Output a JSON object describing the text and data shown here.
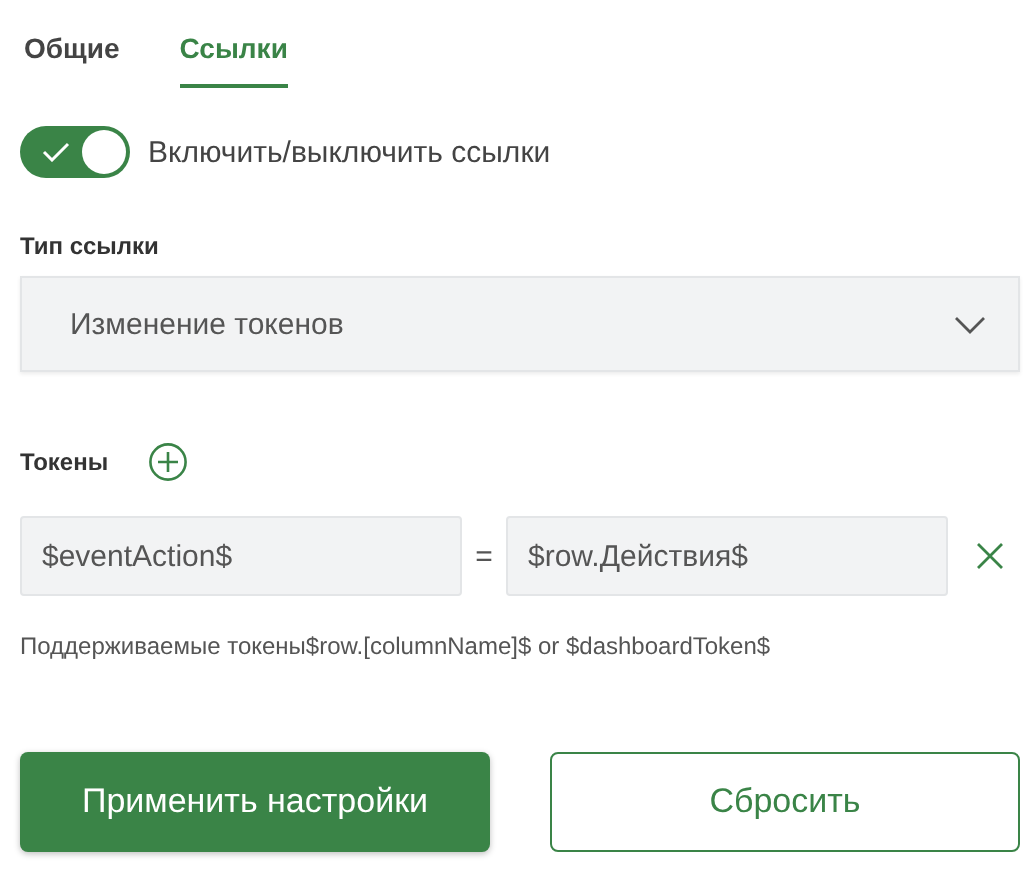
{
  "tabs": [
    {
      "label": "Общие",
      "selected": false
    },
    {
      "label": "Ссылки",
      "selected": true
    }
  ],
  "toggle": {
    "label": "Включить/выключить ссылки",
    "on": true
  },
  "link_type": {
    "label": "Тип ссылки",
    "value": "Изменение токенов"
  },
  "tokens": {
    "label": "Токены",
    "rows": [
      {
        "key": "$eventAction$",
        "operator": "=",
        "value": "$row.Действия$"
      }
    ]
  },
  "hint": "Поддерживаемые токены$row.[columnName]$ or $dashboardToken$",
  "buttons": [
    {
      "label": "Применить настройки",
      "kind": "primary"
    },
    {
      "label": "Сбросить",
      "kind": "secondary"
    }
  ]
}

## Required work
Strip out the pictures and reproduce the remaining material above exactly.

## Answer space
Output a JSON object describing the text and data shown here.
{
  "tabs": [
    {
      "label": "Общие",
      "selected": false
    },
    {
      "label": "Ссылки",
      "selected": true
    }
  ],
  "toggle": {
    "label": "Включить/выключить ссылки",
    "on": true
  },
  "link_type": {
    "label": "Тип ссылки",
    "value": "Изменение токенов"
  },
  "tokens": {
    "label": "Токены",
    "rows": [
      {
        "key": "$eventAction$",
        "operator": "=",
        "value": "$row.Действия$"
      }
    ]
  },
  "hint": "Поддерживаемые токены$row.[columnName]$ or $dashboardToken$",
  "buttons": [
    {
      "label": "Применить настройки",
      "kind": "primary"
    },
    {
      "label": "Сбросить",
      "kind": "secondary"
    }
  ]
}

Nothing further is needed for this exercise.